Japan’s conditioning worked

One of the first things you will probably learn about Japan, either when you attempt to study Japanese or when you’re trying to prepare for a Japan trip by using your ninja inconspicuousness skills to secretly read as many guidebooks in the bookshop as you possibly can because you’re old-school, is how it’s rather rare to hear a direct ‘no’ out of a Japanese person’s mouth, making you, the blunt foreigner that you are, question every second of hesitation you are met with after asking a simple question. Well, that’s not fully true; I have heard a few noes during the duck and my time living in Japan, be it because we almost exclusively communicate in English or because this whole polite refusal business does not really apply to a foreign duck (by the way, have you seen The Foreign Duck, the Native Duck and God in a Coin Locker?) and a foreign me who never had to deal with too much of the Japanese office etiquette. Anyway, this incredibly lengthy exposition does eventually lead to the question I want to address today: Can you get too used to Japanese politeness?
When you enter a store, even a convenience store (the love is real), you will probably be welcomed with an 「いらっしゃいませ 」and then, after you’ve finished your shop, thanked with a polite「ありがとうございました」 that, apparently, you are meant to ignore?! Of course, if you don’t know any Japanese past the basic ‘hello’ and ‘thank you’, such mandatory phrases can leave you feeling a bit intimidated when the cashier absentmindedly exclaims something without looking at you and you overthink your decision to browse for souvenirs because you have no clue what that person wants from you. Nonetheless you experience a general politeness pretty much anywhere you go. Wanna open a bank account? Be prepared for the most polite explanation of your account’s perks (in English, if you’re lucky) you’ve ever experienced. Wanna go for a walk in the countryside (Tokyo has a reputation of being rather cold and anonymous)? Your Japanese friend will most likely be best friends with the locals by the end of the day (depending on how deep in the country you are and how foreign you look you might encounter astonished stares or crying babies). Wanna take a train? Make sure to wait in line and board after all the passengers who could squeeze themselves through the mass of fellow passengers in the short amount of time allotted to do so (so that the train can continue to be super punctual and reliable) have gotten off.bag duck
Japan is a country that offers incredible customer service and has a general politeness ingrained into pretty much any aspect of everyday life. That can make it hard to imagine going back to a place that is a bit ‘rougher’ and features such delicacies as communal music appreciation featuring phone speakers and a crowded train. However, imagine my surprise when, just a few weeks in, I encountered a cashier who was pretty speedy but just a 4/10 on the politeness scale. I had gotten so used to everyone being super friendly that I felt personally attacked by a stranger’s indifference. Wow, Japan! You got me! Fortunately, a feathery slap in the face brought me back down to earth in an instant.

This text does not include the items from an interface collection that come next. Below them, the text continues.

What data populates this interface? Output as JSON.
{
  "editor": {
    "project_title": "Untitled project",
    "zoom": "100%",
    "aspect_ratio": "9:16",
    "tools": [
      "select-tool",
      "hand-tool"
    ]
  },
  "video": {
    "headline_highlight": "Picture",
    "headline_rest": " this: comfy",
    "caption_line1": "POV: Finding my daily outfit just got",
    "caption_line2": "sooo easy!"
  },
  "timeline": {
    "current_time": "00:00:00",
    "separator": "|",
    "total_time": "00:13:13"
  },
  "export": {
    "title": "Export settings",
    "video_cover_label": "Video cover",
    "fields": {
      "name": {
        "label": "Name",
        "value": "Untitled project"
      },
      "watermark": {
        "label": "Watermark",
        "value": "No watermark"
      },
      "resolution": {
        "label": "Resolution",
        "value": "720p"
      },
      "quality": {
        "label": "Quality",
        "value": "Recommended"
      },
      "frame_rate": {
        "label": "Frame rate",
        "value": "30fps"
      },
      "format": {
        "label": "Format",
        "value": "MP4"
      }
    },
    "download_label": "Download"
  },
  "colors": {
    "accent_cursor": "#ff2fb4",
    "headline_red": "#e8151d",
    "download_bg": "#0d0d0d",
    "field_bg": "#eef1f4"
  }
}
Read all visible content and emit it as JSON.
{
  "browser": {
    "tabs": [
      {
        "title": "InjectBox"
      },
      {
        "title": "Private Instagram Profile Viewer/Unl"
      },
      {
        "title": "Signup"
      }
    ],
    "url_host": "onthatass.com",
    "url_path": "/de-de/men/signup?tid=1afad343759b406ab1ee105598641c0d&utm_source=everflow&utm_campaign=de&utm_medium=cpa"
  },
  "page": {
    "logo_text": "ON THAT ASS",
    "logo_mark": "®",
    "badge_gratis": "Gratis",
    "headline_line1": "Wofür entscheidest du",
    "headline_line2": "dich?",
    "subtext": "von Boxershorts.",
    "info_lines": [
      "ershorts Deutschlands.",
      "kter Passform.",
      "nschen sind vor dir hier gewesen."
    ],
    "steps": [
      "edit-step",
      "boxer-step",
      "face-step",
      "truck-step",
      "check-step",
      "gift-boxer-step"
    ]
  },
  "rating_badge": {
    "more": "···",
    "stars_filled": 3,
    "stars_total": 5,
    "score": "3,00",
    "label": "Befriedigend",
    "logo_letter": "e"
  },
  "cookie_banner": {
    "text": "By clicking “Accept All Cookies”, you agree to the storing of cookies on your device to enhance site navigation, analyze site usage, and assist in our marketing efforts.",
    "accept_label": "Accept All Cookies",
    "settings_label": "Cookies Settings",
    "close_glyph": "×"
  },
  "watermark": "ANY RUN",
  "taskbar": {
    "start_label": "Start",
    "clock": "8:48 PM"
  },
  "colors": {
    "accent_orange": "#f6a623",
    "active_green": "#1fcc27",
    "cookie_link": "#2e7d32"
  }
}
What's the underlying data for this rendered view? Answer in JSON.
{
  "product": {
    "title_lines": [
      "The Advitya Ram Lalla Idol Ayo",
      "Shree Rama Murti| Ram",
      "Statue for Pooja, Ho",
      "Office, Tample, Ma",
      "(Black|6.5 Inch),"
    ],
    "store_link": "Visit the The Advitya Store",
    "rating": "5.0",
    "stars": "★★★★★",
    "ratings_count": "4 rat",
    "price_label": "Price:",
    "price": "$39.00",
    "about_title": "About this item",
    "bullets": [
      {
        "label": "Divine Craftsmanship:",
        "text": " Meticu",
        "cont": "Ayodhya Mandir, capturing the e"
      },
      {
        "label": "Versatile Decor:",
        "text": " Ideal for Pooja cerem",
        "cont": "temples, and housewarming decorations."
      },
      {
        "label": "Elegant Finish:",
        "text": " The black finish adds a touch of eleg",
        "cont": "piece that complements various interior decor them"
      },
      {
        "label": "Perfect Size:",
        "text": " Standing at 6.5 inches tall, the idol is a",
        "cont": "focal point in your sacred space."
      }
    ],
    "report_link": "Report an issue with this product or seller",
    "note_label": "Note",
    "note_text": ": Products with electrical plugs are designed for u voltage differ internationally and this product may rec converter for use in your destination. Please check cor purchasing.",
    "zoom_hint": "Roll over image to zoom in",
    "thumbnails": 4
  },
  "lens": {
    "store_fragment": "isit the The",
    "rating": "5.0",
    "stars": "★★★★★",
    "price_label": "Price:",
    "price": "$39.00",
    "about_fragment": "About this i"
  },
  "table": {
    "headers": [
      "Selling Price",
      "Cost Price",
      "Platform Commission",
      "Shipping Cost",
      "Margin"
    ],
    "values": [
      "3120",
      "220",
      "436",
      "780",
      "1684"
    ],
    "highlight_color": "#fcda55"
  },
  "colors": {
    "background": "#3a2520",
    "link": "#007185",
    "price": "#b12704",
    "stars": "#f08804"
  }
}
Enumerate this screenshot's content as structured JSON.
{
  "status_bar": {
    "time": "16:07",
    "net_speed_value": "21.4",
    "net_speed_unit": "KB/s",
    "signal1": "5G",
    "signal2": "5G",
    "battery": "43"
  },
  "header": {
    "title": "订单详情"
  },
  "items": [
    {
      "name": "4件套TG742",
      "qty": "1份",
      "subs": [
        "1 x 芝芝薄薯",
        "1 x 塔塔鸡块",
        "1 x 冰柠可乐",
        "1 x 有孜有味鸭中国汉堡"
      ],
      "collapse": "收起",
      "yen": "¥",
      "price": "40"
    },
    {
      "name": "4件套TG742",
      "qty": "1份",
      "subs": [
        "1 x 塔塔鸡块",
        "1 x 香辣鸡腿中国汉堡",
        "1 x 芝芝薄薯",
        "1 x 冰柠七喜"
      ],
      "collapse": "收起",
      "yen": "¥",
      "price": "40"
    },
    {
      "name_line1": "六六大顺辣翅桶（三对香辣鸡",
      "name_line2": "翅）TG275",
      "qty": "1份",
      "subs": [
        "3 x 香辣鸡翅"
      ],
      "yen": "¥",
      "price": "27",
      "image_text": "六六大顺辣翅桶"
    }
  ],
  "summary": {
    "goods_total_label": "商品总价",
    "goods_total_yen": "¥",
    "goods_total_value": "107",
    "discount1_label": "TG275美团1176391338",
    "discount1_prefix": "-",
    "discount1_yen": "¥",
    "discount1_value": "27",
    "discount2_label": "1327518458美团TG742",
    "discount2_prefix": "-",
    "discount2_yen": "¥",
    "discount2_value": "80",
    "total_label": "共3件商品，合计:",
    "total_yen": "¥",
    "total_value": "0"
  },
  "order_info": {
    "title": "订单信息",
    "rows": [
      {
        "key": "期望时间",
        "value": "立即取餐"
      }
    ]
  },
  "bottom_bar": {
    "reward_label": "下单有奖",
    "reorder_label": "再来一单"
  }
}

Leave a Reply

Fill in your details below or click an icon to log in: Logo

You are commenting using your account. Log Out /  Change )

Twitter picture

You are commenting using your Twitter account. Log Out /  Change )

Facebook photo

You are commenting using your Facebook account. Log Out /  Change )

Connecting to %s